Only two years removed from Tommy John surgery, Toronto right-hander Drew Hutchison has shown elite skills in 2014. After missing most of the 2013 season, Hutchison arrived in Spring Training with renewed focus and quickly earned a spot in Toronto’s starting rotation after posting an impressive 1.80 ERA. Hutchison has carried that success over into the regular season where he is 3-3 with a 3.45 ERA and 1.18 WHIP, including going 2-1 with a 3.08 ERA and 1.36 WHIP versus division opponents, 2-1 with a 2.68 ERA and 1.04 WHIP at night and 2-1 with a 1.89 ERA and 1.00 WHIP over his last three outings.
Hutchison owns an excellent 59-to-18 strikeout-to-walk ratio in 60 innings this season, and his 11% swinging strike rate demonstrates his solid command and control. The 23-year-old has increased his velocity from 91 mph in 2012 to 92 mph this season, but he can also reach 95 mph range if/when necessary. Here is why I am even more bullish on Hutchison this season – his Skill-Interactive ERA (SIERA) is 3.45, while his xFIP is 3.56. In other words, he is the real deal and should be invested on with confidence.
Hutchison should improve upon his overall numbers against an anemic Tampa Bay lineup that is batting just .246 with a .317 on base percentage this season (3.9 runs per game), including hitting .224 with a .293 on base percentage on the road (3.1 runs per game) and .227 with a .288 on base percentage over the last seven contests (3.4 runs per game). Meanwhile, Tampa Bay southpaw Erik Bedard is a prime regression candidate despite his surprising 2.63 ERA and 1.24 WHIP in 2014. Sabermetrics, which in simple terms is the empirical analysis of baseball by using statistics that measure in-game activity, paints an entirely different picture of the 35-year-old left-hander.

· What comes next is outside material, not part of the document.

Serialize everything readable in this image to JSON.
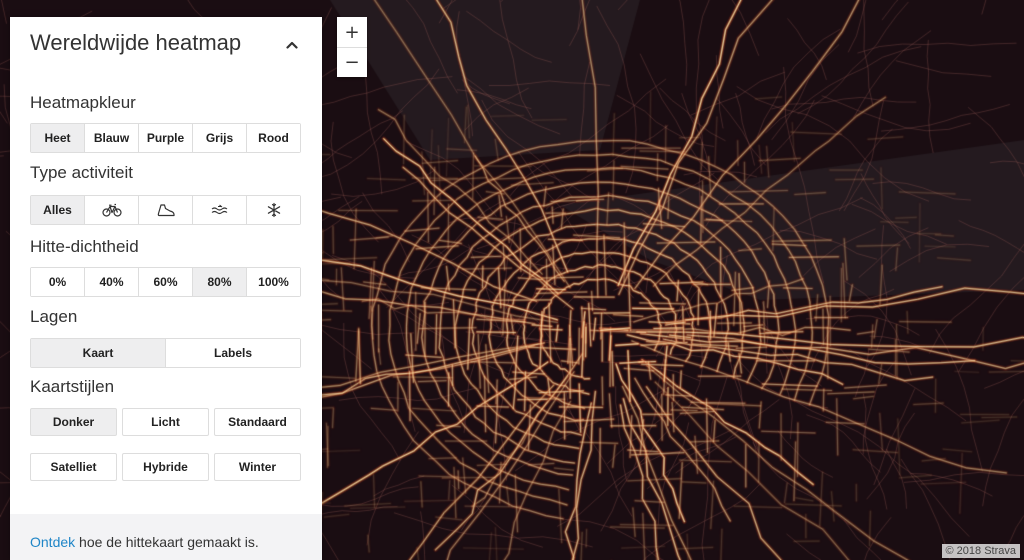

Specifically, Bedard’s SIERA is 4.78, while his xFIP is 4.77. In short, Bedard is moments away from imploding on the mound, and I believe the regression begins tonight at Rogers Centre. Bedard will now have to contend with Jose Bautista, Edwin Encarnacion and Brett Lawrie – Toronto’s No. 3, 4 and 5 hitters- who have a combined 34 home runs in 548 at-bats. The Blue Jays are 11-6 (+5.0 units) versus left-handed starters this season against whom they are averaging 5.2 runs per game, while also averaging 5.2 runs per game at home. Bedard’s pedestrian 7% swinging strike rate, together with his poor 33% ground ball rate, set the stage for what could be one of Toronto’s biggest offensive displays in 2014.
From a technical standpoint, Tampa Bay is a money-burning 13-32 (-17.1 units) as road underdogs over the last two seasons, including 3-17 (-13.0 units) as road underdogs of +175 or less. Let’s also note that Tampa Bay starter Erik Bedard is 4-21 (-15.5 units) in games with a total between 8.5 and 10 runs. In contrast, Toronto is a profitable 17-7 (+11.1 units) in the month of May, 14-5 (+10.6 units) after winning seven of its last eight games, 8-2 in its last ten games as a favorite and 16-5 in its last 21 games overall. Here are some additional short-term trends favoring Toronto:
- Blue Jays are 6-0 L/6 games vs. left-handed starters
- Blue Jays are 6-1 L/7 games vs. teams with a losing record;
- Blue Jays are 4-0 in Hutchison’s L/4 starts in game 1 of a series
Take Toronto to win its seventh consecutive game and invest with confidence.